TASK STATEMENT: Go over the material below and report every line that contains the word "interfaces".

___ EXCERPTED RECORDS ___

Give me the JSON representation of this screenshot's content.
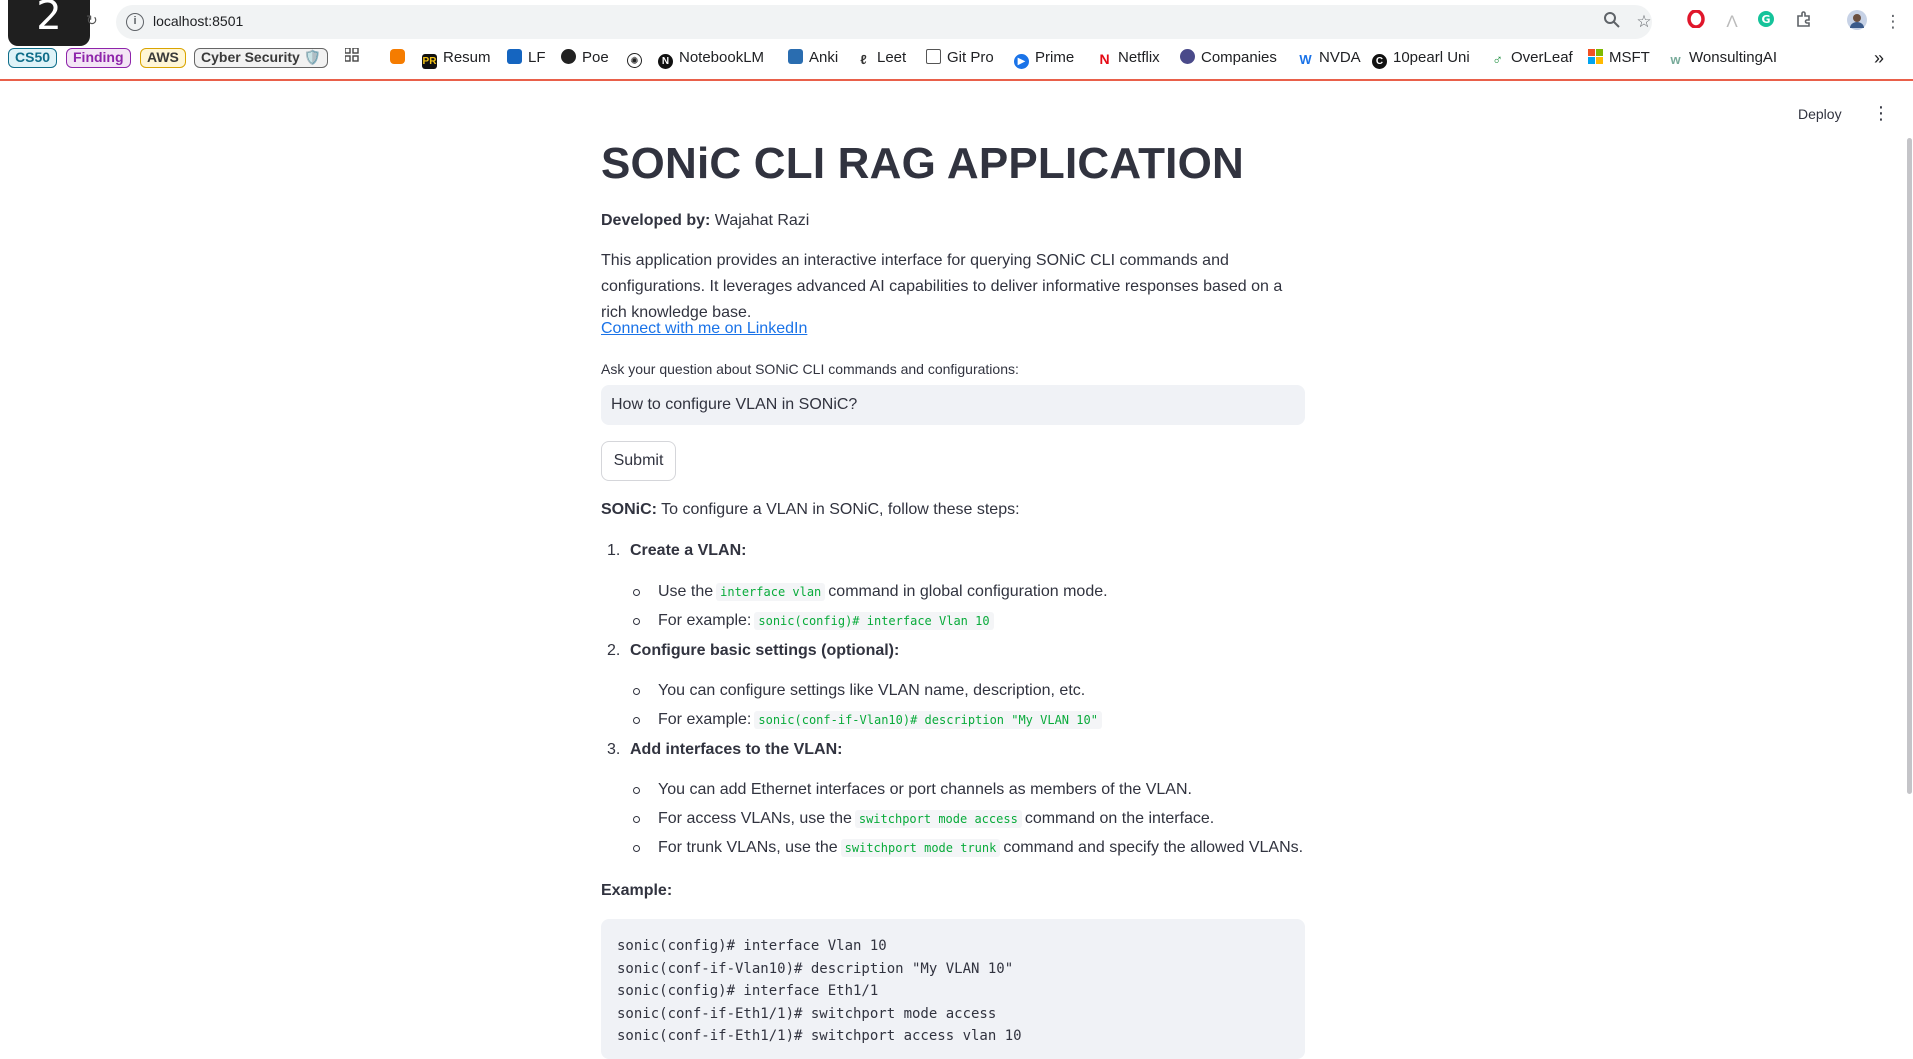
{
  "browser": {
    "badge": "2",
    "url": "localhost:8501",
    "bookmarks": {
      "pills": [
        "CS50",
        "Finding",
        "AWS",
        "Cyber Security 🛡️"
      ],
      "items": [
        "Resum",
        "LF",
        "Poe",
        "NotebookLM",
        "Anki",
        "Leet",
        "Git Pro",
        "Prime",
        "Netflix",
        "Companies",
        "NVDA",
        "10pearl Uni",
        "OverLeaf",
        "MSFT",
        "WonsultingAI"
      ],
      "more_glyph": "»"
    }
  },
  "header": {
    "deploy_label": "Deploy"
  },
  "page": {
    "title": "SONiC CLI RAG APPLICATION",
    "developed_by_label": "Developed by:",
    "developed_by_name": " Wajahat Razi",
    "description": "This application provides an interactive interface for querying SONiC CLI commands and configurations. It leverages advanced AI capabilities to deliver informative responses based on a rich knowledge base.",
    "linkedin_text": "Connect with me on LinkedIn",
    "question_label": "Ask your question about SONiC CLI commands and configurations:",
    "question_value": "How to configure VLAN in SONiC?",
    "submit_label": "Submit"
  },
  "answer": {
    "intro_label": "SONiC:",
    "intro_text": " To configure a VLAN in SONiC, follow these steps:",
    "steps": [
      {
        "number": "1.",
        "title": "Create a VLAN:",
        "bullets": [
          {
            "before": "Use the",
            "code": "interface vlan",
            "after": "command in global configuration mode."
          },
          {
            "before": "For example:",
            "code": "sonic(config)# interface Vlan 10",
            "after": ""
          }
        ]
      },
      {
        "number": "2.",
        "title": "Configure basic settings (optional):",
        "bullets": [
          {
            "before": "You can configure settings like VLAN name, description, etc.",
            "code": "",
            "after": ""
          },
          {
            "before": "For example:",
            "code": "sonic(conf-if-Vlan10)# description \"My VLAN 10\"",
            "after": ""
          }
        ]
      },
      {
        "number": "3.",
        "title": "Add interfaces to the VLAN:",
        "bullets": [
          {
            "before": "You can add Ethernet interfaces or port channels as members of the VLAN.",
            "code": "",
            "after": ""
          },
          {
            "before": "For access VLANs, use the",
            "code": "switchport mode access",
            "after": "command on the interface."
          },
          {
            "before": "For trunk VLANs, use the",
            "code": "switchport mode trunk",
            "after": "command and specify the allowed VLANs."
          }
        ]
      }
    ],
    "example_label": "Example:",
    "code_lines": [
      "sonic(config)# interface Vlan 10",
      "sonic(conf-if-Vlan10)# description \"My VLAN 10\"",
      "sonic(config)# interface Eth1/1",
      "sonic(conf-if-Eth1/1)# switchport mode access",
      "sonic(conf-if-Eth1/1)# switchport access vlan 10"
    ]
  }
}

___

RESPONSE TO THIS EXERCISE:
        "title": "Add interfaces to the VLAN:",
            "before": "You can add Ethernet interfaces or port channels as members of the VLAN.",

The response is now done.